Foreigners pose big challenge for Gauteng human settlements
Gauteng human settlements MEC Uhuru Moiloa is frustrated by the problems caused by foreign nationals who illegally occupy houses meant for South Africans and contribute to the mushrooming of informal settlements in the province.
Moiloa told reporters in Johannesburg on Wednesday that documented foreign nationals could utilise the rental stock that government provides for the general public. However, Uhuru added that there were many undocumented persons who were causing the proliferation of informal settlements in Gauteng.
“[In] these squatter camps that you see proliferating in our province, there is a huge number of foreigners who are also squatting. Unfortunately, when you look at a squatter camp, you just look at [it as] a squatter camp of South Africans.
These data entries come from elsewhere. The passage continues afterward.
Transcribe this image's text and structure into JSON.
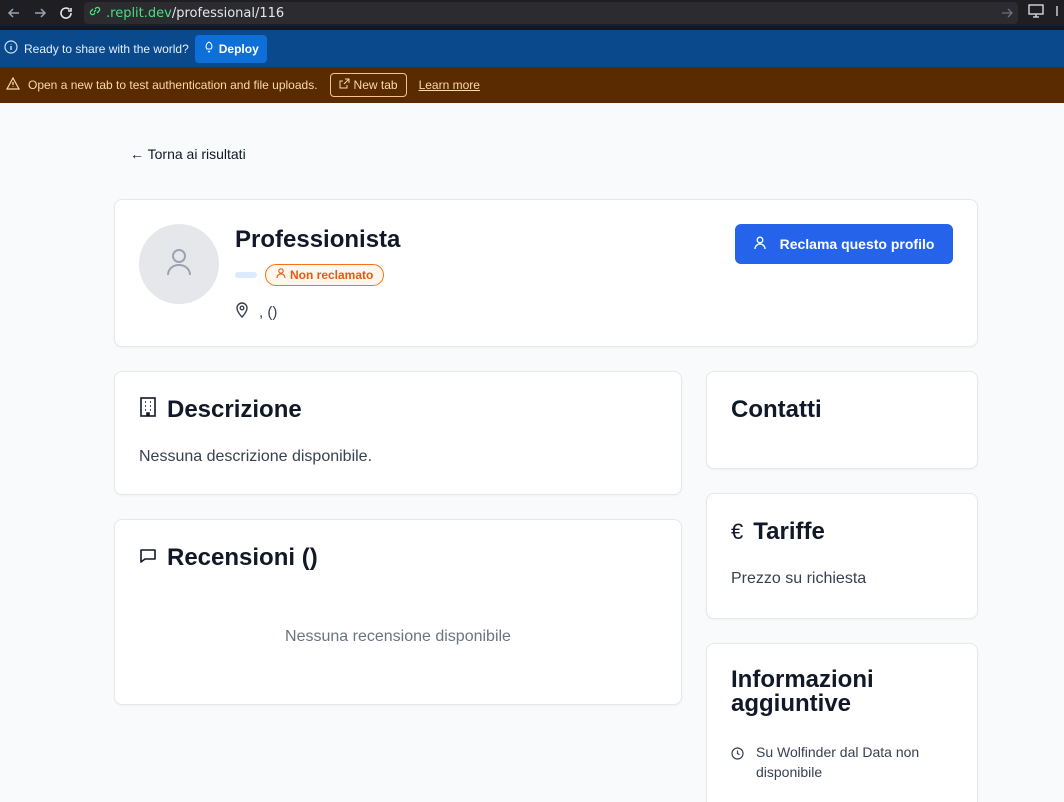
{
  "browser": {
    "url_host": ".replit.dev",
    "url_path": "/professional/116"
  },
  "deploy_bar": {
    "message": "Ready to share with the world?",
    "deploy_label": "Deploy"
  },
  "warn_bar": {
    "message": "Open a new tab to test authentication and file uploads.",
    "new_tab_label": "New tab",
    "learn_more_label": "Learn more"
  },
  "page": {
    "back_label": "← Torna ai risultati"
  },
  "profile": {
    "name": "Professionista",
    "badge_label": "Non reclamato",
    "location": ", ()",
    "claim_label": "Reclama questo profilo"
  },
  "description": {
    "title": "Descrizione",
    "text": "Nessuna descrizione disponibile."
  },
  "reviews": {
    "title": "Recensioni ()",
    "empty_text": "Nessuna recensione disponibile"
  },
  "contacts": {
    "title": "Contatti"
  },
  "rates": {
    "title": "Tariffe",
    "currency_symbol": "€",
    "text": "Prezzo su richiesta"
  },
  "info": {
    "title": "Informazioni aggiuntive",
    "since_text": "Su Wolfinder dal Data non disponibile"
  },
  "colors": {
    "primary": "#2563eb",
    "badge_orange": "#ea580c",
    "deploy_bg": "#0a4a8c",
    "warn_bg": "#5a2a00"
  }
}
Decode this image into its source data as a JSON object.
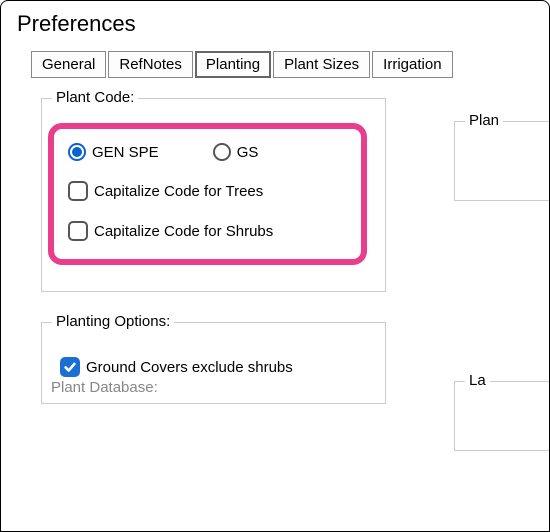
{
  "window": {
    "title": "Preferences"
  },
  "tabs": [
    {
      "label": "General",
      "active": false
    },
    {
      "label": "RefNotes",
      "active": false
    },
    {
      "label": "Planting",
      "active": true
    },
    {
      "label": "Plant Sizes",
      "active": false
    },
    {
      "label": "Irrigation",
      "active": false
    }
  ],
  "plantCode": {
    "legend": "Plant Code:",
    "radioGenSpe": {
      "label": "GEN SPE",
      "checked": true
    },
    "radioGs": {
      "label": "GS",
      "checked": false
    },
    "capTrees": {
      "label": "Capitalize Code for Trees",
      "checked": false
    },
    "capShrubs": {
      "label": "Capitalize Code for Shrubs",
      "checked": false
    }
  },
  "plantingOptions": {
    "legend": "Planting Options:",
    "gcExcludeShrubs": {
      "label": "Ground Covers exclude shrubs",
      "checked": true
    }
  },
  "sideGroups": {
    "plan": "Plan",
    "la": "La"
  },
  "cutoff": "Plant Database:"
}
The truth is that there are thousands of people from elsewhere on the continent that are squatting in our country. We’ve got to find a way of dealing with this issue without creating xenophobia,” said Moiloa.
He said the department was dealing with illegal occupation of houses in Olievenhoutbosch, Tshwane, which involved foreign nationals.
“People have [illegally] occupied houses there. Half of them are foreigners. I’m dealing with an informal settlement that was visited by the president in Mooiplaas [in Centurion]. The president instructed that we must develop housing there. But close to 40% to 50% of the people in that squatter camp are foreigners. We’ve got to sort out the element of lawlessness. People just come to South Africa without declaring themselves at our border control systems,” said Moiloa.
The provincial government has in the past week been expressing a growing frustration at the costs and implications of handling foreign nationals.
Gauteng MEC for health Gwen Ramokgopa told Sowetan a week ago that there are discussions with the national department of health to find new ways to finance the cost of treating foreign nationals in provincial hospitals.
The province treats about 6-million foreign nationals a year. However, efforts to get the foreign nationals' countries of origin to pay for these medical costs have failed.
Last week, Gauteng premier David Makhura blamed some foreigners for playing a part in serious crimes such as dealing in drugs, murder and cash-in-transit heists.